Pull every line holding the word "desc" out of the data and copy it.

Web page and app entries
----------

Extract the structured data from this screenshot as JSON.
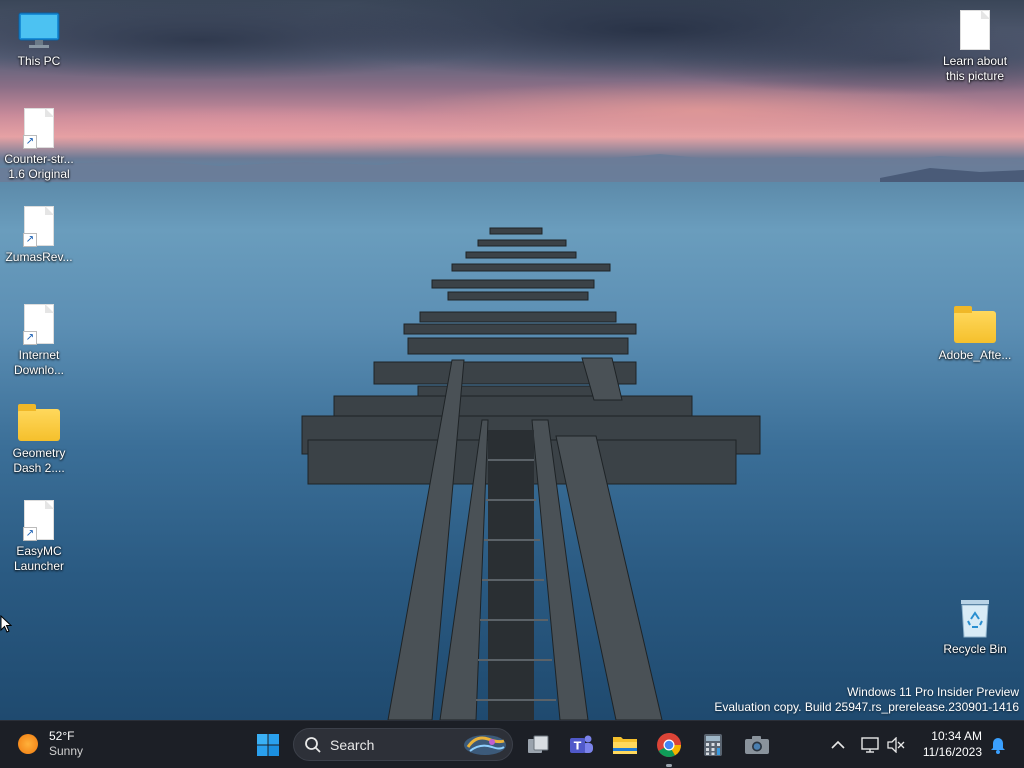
{
  "desktop": {
    "icons": [
      {
        "label": "This PC"
      },
      {
        "label": "Counter-str...\n1.6 Original"
      },
      {
        "label": "ZumasRev..."
      },
      {
        "label": "Internet\nDownlo..."
      },
      {
        "label": "Geometry\nDash 2...."
      },
      {
        "label": "EasyMC\nLauncher"
      },
      {
        "label": "Learn about\nthis picture"
      },
      {
        "label": "Adobe_Afte..."
      },
      {
        "label": "Recycle Bin"
      }
    ]
  },
  "watermark": {
    "line1": "Windows 11 Pro Insider Preview",
    "line2": "Evaluation copy. Build 25947.rs_prerelease.230901-1416"
  },
  "taskbar": {
    "weather": {
      "temp": "52°F",
      "condition": "Sunny",
      "icon": "sun-icon"
    },
    "search": {
      "label": "Search"
    },
    "apps": [
      {
        "name": "start-icon"
      },
      {
        "name": "task-view-icon"
      },
      {
        "name": "teams-icon"
      },
      {
        "name": "file-explorer-icon"
      },
      {
        "name": "chrome-icon"
      },
      {
        "name": "calculator-icon"
      },
      {
        "name": "camera-icon"
      }
    ],
    "clock": {
      "time": "10:34 AM",
      "date": "11/16/2023"
    }
  },
  "colors": {
    "taskbar_bg": "#1c1f26",
    "folder": "#f5c02c",
    "accent": "#0078d4"
  }
}
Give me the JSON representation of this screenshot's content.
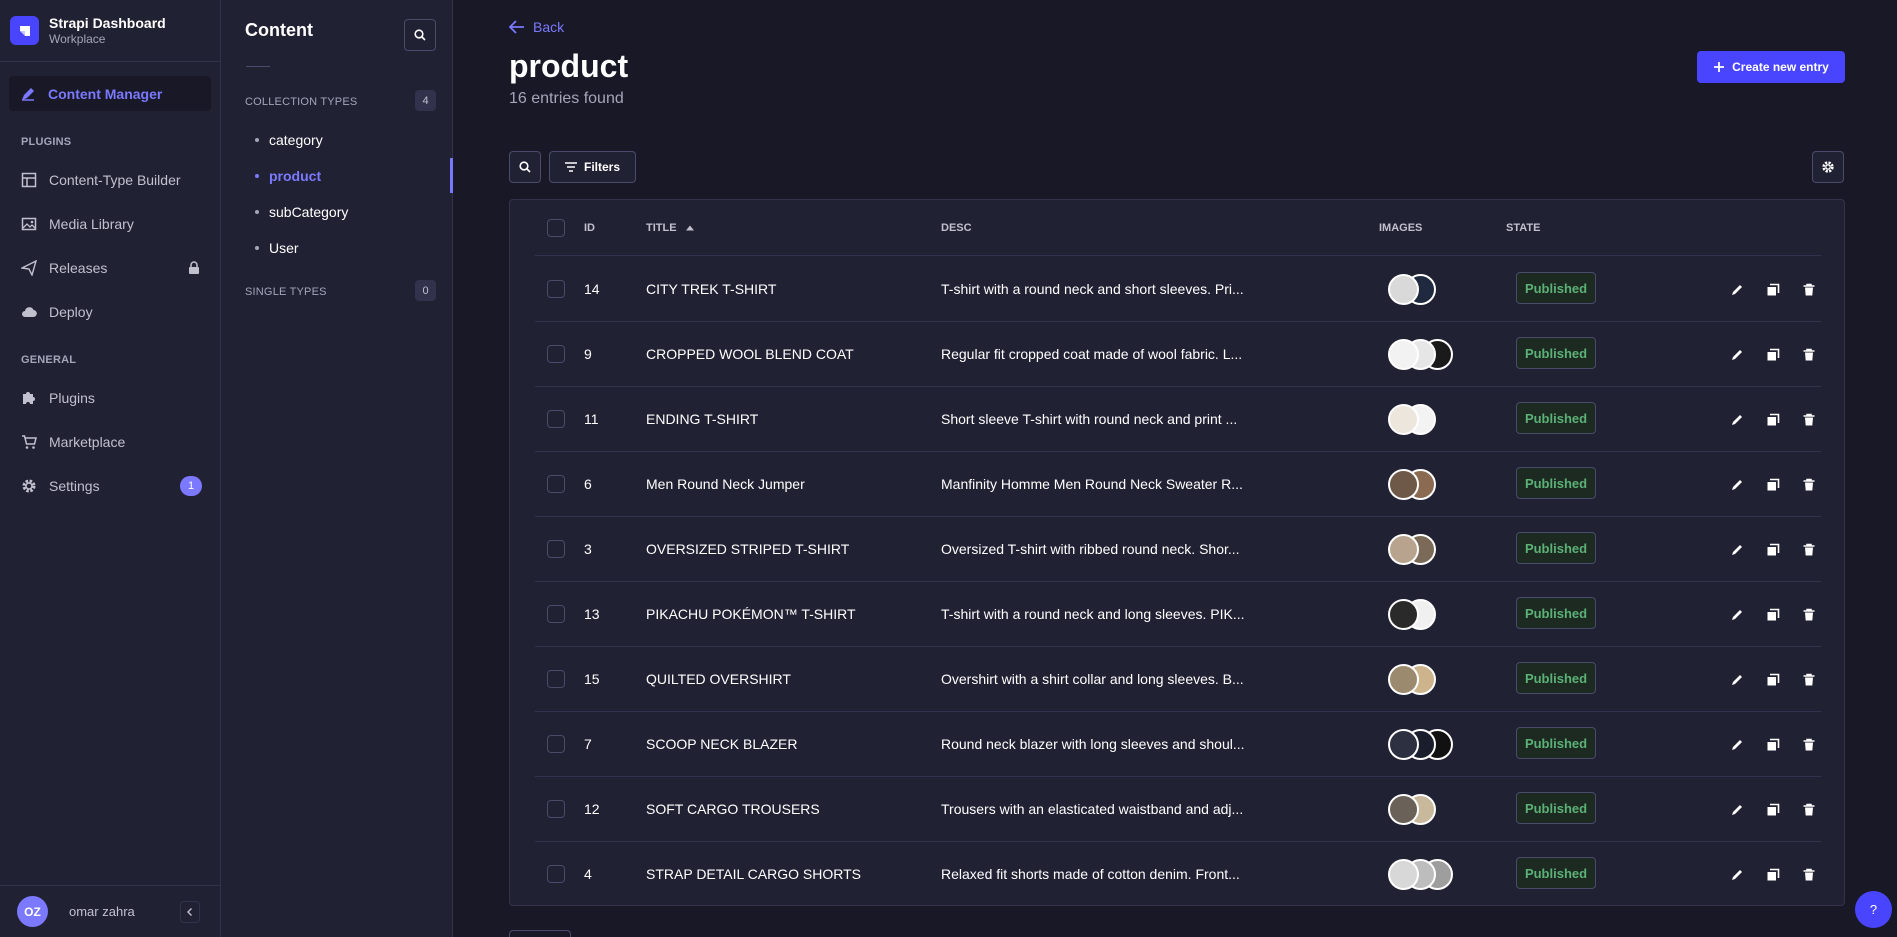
{
  "brand": {
    "title": "Strapi Dashboard",
    "subtitle": "Workplace"
  },
  "mainnav": {
    "active_label": "Content Manager",
    "plugins_heading": "PLUGINS",
    "general_heading": "GENERAL",
    "plugins": [
      {
        "label": "Content-Type Builder",
        "icon": "layout-icon"
      },
      {
        "label": "Media Library",
        "icon": "image-icon"
      },
      {
        "label": "Releases",
        "icon": "paper-plane-icon"
      },
      {
        "label": "Deploy",
        "icon": "cloud-icon"
      }
    ],
    "general": [
      {
        "label": "Plugins",
        "icon": "puzzle-icon"
      },
      {
        "label": "Marketplace",
        "icon": "cart-icon"
      },
      {
        "label": "Settings",
        "icon": "gear-icon"
      }
    ],
    "settings_badge": "1",
    "user": {
      "initials": "OZ",
      "name": "omar zahra"
    }
  },
  "subnav": {
    "title": "Content",
    "collection_heading": "COLLECTION TYPES",
    "collection_count": "4",
    "collection_items": [
      "category",
      "product",
      "subCategory",
      "User"
    ],
    "active_item": "product",
    "single_heading": "SINGLE TYPES",
    "single_count": "0"
  },
  "header": {
    "back_label": "Back",
    "title": "product",
    "subtitle": "16 entries found",
    "create_label": "Create new entry",
    "filters_label": "Filters"
  },
  "table": {
    "columns": {
      "id": "ID",
      "title": "TITLE",
      "desc": "DESC",
      "images": "IMAGES",
      "state": "STATE"
    },
    "rows": [
      {
        "id": "14",
        "title": "CITY TREK T-SHIRT",
        "desc": "T-shirt with a round neck and short sleeves. Pri...",
        "state": "Published",
        "thumbs": [
          "#d9d9d9",
          "#1f2a40"
        ]
      },
      {
        "id": "9",
        "title": "CROPPED WOOL BLEND COAT",
        "desc": "Regular fit cropped coat made of wool fabric. L...",
        "state": "Published",
        "thumbs": [
          "#f2f2f2",
          "#e6e6e6",
          "#1a1a1a"
        ]
      },
      {
        "id": "11",
        "title": "ENDING T-SHIRT",
        "desc": "Short sleeve T-shirt with round neck and print ...",
        "state": "Published",
        "thumbs": [
          "#ece6dc",
          "#f3f3f3"
        ]
      },
      {
        "id": "6",
        "title": "Men Round Neck Jumper",
        "desc": "Manfinity Homme Men Round Neck Sweater R...",
        "state": "Published",
        "thumbs": [
          "#6e5848",
          "#8a6b52"
        ]
      },
      {
        "id": "3",
        "title": "OVERSIZED STRIPED T-SHIRT",
        "desc": "Oversized T-shirt with ribbed round neck. Shor...",
        "state": "Published",
        "thumbs": [
          "#b8a48e",
          "#7b6a58"
        ]
      },
      {
        "id": "13",
        "title": "PIKACHU POKÉMON™ T-SHIRT",
        "desc": "T-shirt with a round neck and long sleeves. PIK...",
        "state": "Published",
        "thumbs": [
          "#2a2a2a",
          "#f0f0f0"
        ]
      },
      {
        "id": "15",
        "title": "QUILTED OVERSHIRT",
        "desc": "Overshirt with a shirt collar and long sleeves. B...",
        "state": "Published",
        "thumbs": [
          "#9c8a6e",
          "#cdb48c"
        ]
      },
      {
        "id": "7",
        "title": "SCOOP NECK BLAZER",
        "desc": "Round neck blazer with long sleeves and shoul...",
        "state": "Published",
        "thumbs": [
          "#2c3040",
          "#1a1d2c",
          "#111111"
        ]
      },
      {
        "id": "12",
        "title": "SOFT CARGO TROUSERS",
        "desc": "Trousers with an elasticated waistband and adj...",
        "state": "Published",
        "thumbs": [
          "#6a6258",
          "#c9b99c"
        ]
      },
      {
        "id": "4",
        "title": "STRAP DETAIL CARGO SHORTS",
        "desc": "Relaxed fit shorts made of cotton denim. Front...",
        "state": "Published",
        "thumbs": [
          "#d8d8d8",
          "#bdbdbd",
          "#9e9e9e"
        ]
      }
    ]
  },
  "help_label": "?",
  "colors": {
    "accent": "#7b79ff",
    "primary": "#4945ff",
    "published": "#5cb176",
    "bg": "#181826",
    "panel": "#212134"
  }
}
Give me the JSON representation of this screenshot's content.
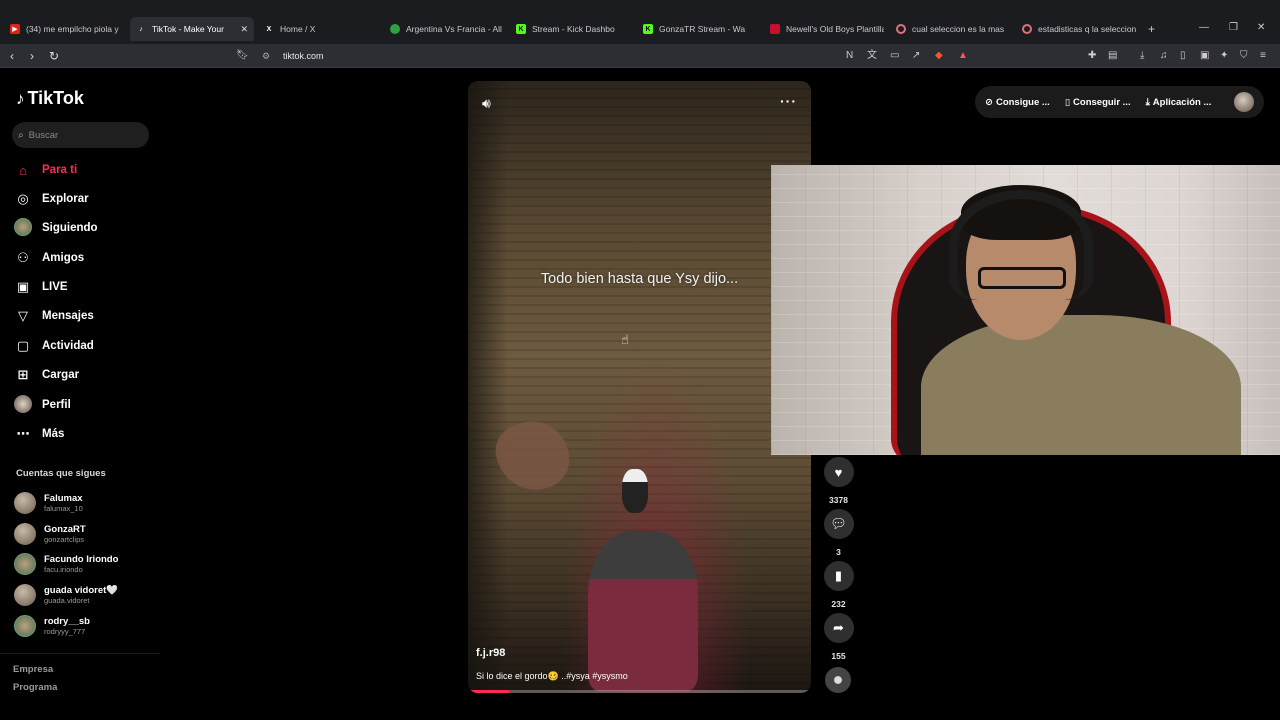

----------

Answer to this problem:
      "desc": "DESC",
        "desc": "T-shirt with a round neck and short sleeves. Pri...",
        "desc": "Regular fit cropped coat made of wool fabric. L...",
        "desc": "Short sleeve T-shirt with round neck and print ...",
        "desc": "Manfinity Homme Men Round Neck Sweater R...",
        "desc": "Oversized T-shirt with ribbed round neck. Shor...",
        "desc": "T-shirt with a round neck and long sleeves. PIK...",
        "desc": "Overshirt with a shirt collar and long sleeves. B...",
        "desc": "Round neck blazer with long sleeves and shoul...",
        "desc": "Trousers with an elasticated waistband and adj...",
        "desc": "Relaxed fit shorts made of cotton denim. Front...",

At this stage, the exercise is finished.